Your answer is a copy of every line in the records where "close" appears.

⟨

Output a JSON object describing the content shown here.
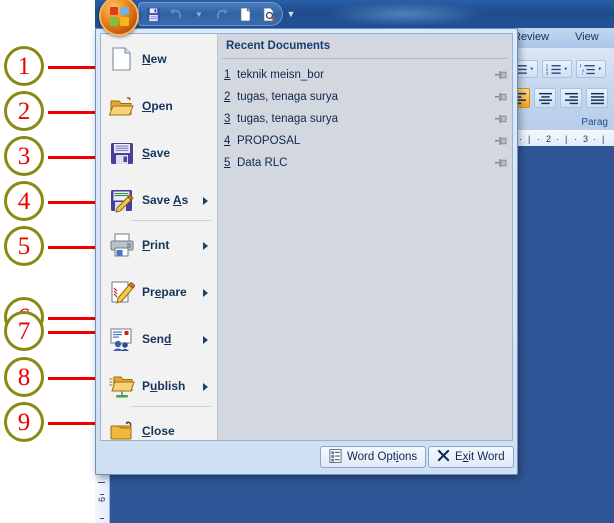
{
  "app": {
    "title_bar": {
      "glow": true
    },
    "office_button": {
      "name": "Office Button",
      "tooltip": "Office Button"
    },
    "quick_access": [
      {
        "id": "save",
        "label": "Save",
        "icon": "floppy-disk-icon",
        "enabled": true
      },
      {
        "id": "undo",
        "label": "Undo",
        "icon": "undo-arrow-icon",
        "enabled": false
      },
      {
        "id": "undo-dropdown",
        "label": "Undo options",
        "icon": "chevron-down-icon",
        "enabled": false
      },
      {
        "id": "redo",
        "label": "Redo",
        "icon": "redo-arrow-icon",
        "enabled": false
      },
      {
        "id": "new",
        "label": "New",
        "icon": "page-icon",
        "enabled": true
      },
      {
        "id": "print-preview",
        "label": "Print Preview",
        "icon": "print-preview-icon",
        "enabled": true
      }
    ],
    "qat_customize": {
      "label": "Customize Quick Access Toolbar",
      "icon": "chevron-down-icon"
    }
  },
  "ribbon": {
    "tabs": [
      {
        "id": "review",
        "label": "Review",
        "active": false
      },
      {
        "id": "view",
        "label": "View",
        "active": false
      }
    ],
    "group_label": "Parag",
    "list_buttons": [
      {
        "id": "bullets",
        "label": "Bullets",
        "icon": "bullet-list-icon"
      },
      {
        "id": "numbering",
        "label": "Numbering",
        "icon": "numbered-list-icon"
      },
      {
        "id": "multilevel",
        "label": "Multilevel List",
        "icon": "multilevel-list-icon"
      }
    ],
    "align_buttons": [
      {
        "id": "align-left",
        "label": "Align Text Left",
        "icon": "align-left-icon",
        "active": true
      },
      {
        "id": "align-center",
        "label": "Center",
        "icon": "align-center-icon",
        "active": false
      },
      {
        "id": "align-right",
        "label": "Align Text Right",
        "icon": "align-right-icon",
        "active": false
      },
      {
        "id": "justify",
        "label": "Justify",
        "icon": "align-justify-icon",
        "active": false
      }
    ]
  },
  "rulers": {
    "horizontal_ticks": [
      "2",
      "3"
    ],
    "vertical_ticks": [
      "6"
    ]
  },
  "office_menu": {
    "items": [
      {
        "id": "new",
        "label_pre": "",
        "label_key": "N",
        "label_post": "ew",
        "icon": "new-document-icon",
        "submenu": false,
        "separator_after": false
      },
      {
        "id": "open",
        "label_pre": "",
        "label_key": "O",
        "label_post": "pen",
        "icon": "open-folder-icon",
        "submenu": false,
        "separator_after": false
      },
      {
        "id": "save",
        "label_pre": "",
        "label_key": "S",
        "label_post": "ave",
        "icon": "save-floppy-icon",
        "submenu": false,
        "separator_after": false
      },
      {
        "id": "save-as",
        "label_pre": "Save ",
        "label_key": "A",
        "label_post": "s",
        "icon": "save-as-icon",
        "submenu": true,
        "separator_after": true
      },
      {
        "id": "print",
        "label_pre": "",
        "label_key": "P",
        "label_post": "rint",
        "icon": "printer-icon",
        "submenu": true,
        "separator_after": false
      },
      {
        "id": "prepare",
        "label_pre": "Pr",
        "label_key": "e",
        "label_post": "pare",
        "icon": "prepare-icon",
        "submenu": true,
        "separator_after": false
      },
      {
        "id": "send",
        "label_pre": "Sen",
        "label_key": "d",
        "label_post": "",
        "icon": "send-icon",
        "submenu": true,
        "separator_after": false
      },
      {
        "id": "publish",
        "label_pre": "P",
        "label_key": "u",
        "label_post": "blish",
        "icon": "publish-icon",
        "submenu": true,
        "separator_after": true
      },
      {
        "id": "close",
        "label_pre": "",
        "label_key": "C",
        "label_post": "lose",
        "icon": "close-folder-icon",
        "submenu": false,
        "separator_after": false
      }
    ],
    "recent": {
      "title": "Recent Documents",
      "documents": [
        {
          "num": "1",
          "name": "teknik meisn_bor",
          "pinned": false,
          "pin_icon": "pushpin-icon"
        },
        {
          "num": "2",
          "name": "tugas, tenaga surya",
          "pinned": false,
          "pin_icon": "pushpin-icon"
        },
        {
          "num": "3",
          "name": "tugas, tenaga surya",
          "pinned": false,
          "pin_icon": "pushpin-icon"
        },
        {
          "num": "4",
          "name": "PROPOSAL",
          "pinned": false,
          "pin_icon": "pushpin-icon"
        },
        {
          "num": "5",
          "name": "Data RLC",
          "pinned": false,
          "pin_icon": "pushpin-icon"
        }
      ]
    },
    "footer": {
      "word_options": {
        "label_pre": "Word Opt",
        "label_key": "i",
        "label_post": "ons",
        "icon": "word-options-icon"
      },
      "exit_word": {
        "label_pre": "E",
        "label_key": "x",
        "label_post": "it Word",
        "icon": "close-x-icon"
      }
    }
  },
  "callouts": [
    {
      "number": "1",
      "target": "new"
    },
    {
      "number": "2",
      "target": "open"
    },
    {
      "number": "3",
      "target": "save"
    },
    {
      "number": "4",
      "target": "save-as"
    },
    {
      "number": "5",
      "target": "print"
    },
    {
      "number": "6",
      "target": "prepare"
    },
    {
      "number": "7",
      "target": "send"
    },
    {
      "number": "8",
      "target": "publish"
    },
    {
      "number": "9",
      "target": "close"
    }
  ],
  "colors": {
    "callout_circle_border": "#8a8a12",
    "callout_number": "#ee0000",
    "arrow": "#ee0000",
    "title_bar": "#1f4c8c",
    "menu_left_panel": "#f2f2f2",
    "menu_right_panel": "#d2d7e0",
    "document_background": "#2f5596",
    "accent_highlight": "#f5a623"
  }
}
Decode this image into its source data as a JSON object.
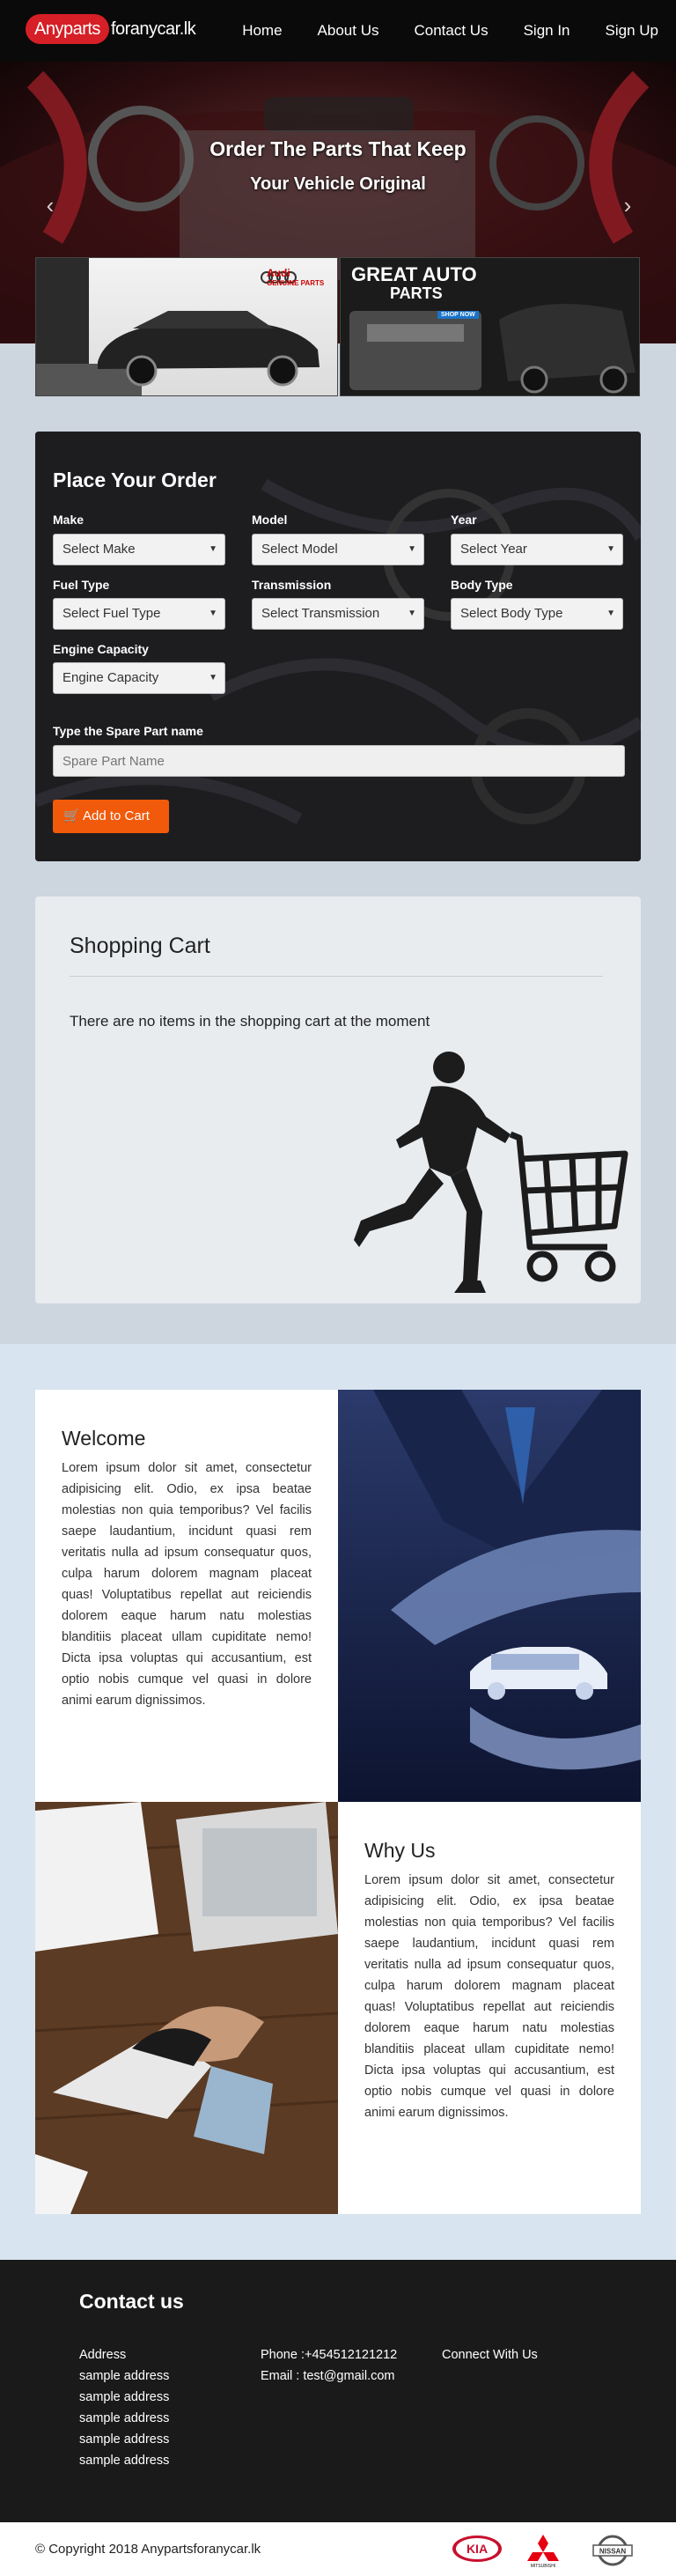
{
  "nav": {
    "brand_highlight": "Anyparts",
    "brand_rest": "foranycar.lk",
    "links": [
      "Home",
      "About Us",
      "Contact Us",
      "Sign In",
      "Sign Up"
    ]
  },
  "hero": {
    "title": "Order The Parts That Keep",
    "subtitle": "Your Vehicle Original",
    "prev_icon": "chevron-left-icon",
    "next_icon": "chevron-right-icon",
    "ad_left": {
      "brand": "Audi",
      "tag": "GENUINE PARTS"
    },
    "ad_right": {
      "line1": "GREAT AUTO",
      "line2": "PARTS",
      "cta": "SHOP NOW"
    }
  },
  "order": {
    "title": "Place Your Order",
    "fields": [
      {
        "label": "Make",
        "value": "Select Make"
      },
      {
        "label": "Model",
        "value": "Select Model"
      },
      {
        "label": "Year",
        "value": "Select Year"
      },
      {
        "label": "Fuel Type",
        "value": "Select Fuel Type"
      },
      {
        "label": "Transmission",
        "value": "Select Transmission"
      },
      {
        "label": "Body Type",
        "value": "Select Body Type"
      },
      {
        "label": "Engine Capacity",
        "value": "Engine Capacity"
      }
    ],
    "part_label": "Type the Spare Part name",
    "part_placeholder": "Spare Part Name",
    "add_button": "Add to Cart",
    "add_icon": "cart-icon"
  },
  "cart": {
    "title": "Shopping Cart",
    "empty_message": "There are no items in the shopping cart at the moment"
  },
  "welcome": {
    "title": "Welcome",
    "body": "Lorem ipsum dolor sit amet, consectetur adipisicing elit. Odio, ex ipsa beatae molestias non quia temporibus? Vel facilis saepe laudantium, incidunt quasi rem veritatis nulla ad ipsum consequatur quos, culpa harum dolorem magnam placeat quas! Voluptatibus repellat aut reiciendis dolorem eaque harum natu molestias blanditiis placeat ullam cupiditate nemo! Dicta ipsa voluptas qui accusantium, est optio nobis cumque vel quasi in dolore animi earum dignissimos."
  },
  "why_us": {
    "title": "Why Us",
    "body": "Lorem ipsum dolor sit amet, consectetur adipisicing elit. Odio, ex ipsa beatae molestias non quia temporibus? Vel facilis saepe laudantium, incidunt quasi rem veritatis nulla ad ipsum consequatur quos, culpa harum dolorem magnam placeat quas! Voluptatibus repellat aut reiciendis dolorem eaque harum natu molestias blanditiis placeat ullam cupiditate nemo! Dicta ipsa voluptas qui accusantium, est optio nobis cumque vel quasi in dolore animi earum dignissimos."
  },
  "footer": {
    "title": "Contact us",
    "address_heading": "Address",
    "address_lines": [
      "sample address",
      "sample address",
      "sample address",
      "sample address",
      "sample address"
    ],
    "phone": "Phone :+454512121212",
    "email": "Email : test@gmail.com",
    "connect": "Connect With Us",
    "copyright": "© Copyright 2018 Anypartsforanycar.lk",
    "brand_logos": [
      "KIA",
      "MITSUBISHI",
      "NISSAN"
    ]
  },
  "colors": {
    "accent": "#f15a0a",
    "brand_red": "#d61f26",
    "nav_bg": "#0a0a0a",
    "footer_bg": "#1a1a1a"
  }
}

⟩

RESULT OF THE EXERCISE »
        "id": "close",
        "icon": "close-folder-icon",
        "icon": "close-x-icon"
      "target": "close"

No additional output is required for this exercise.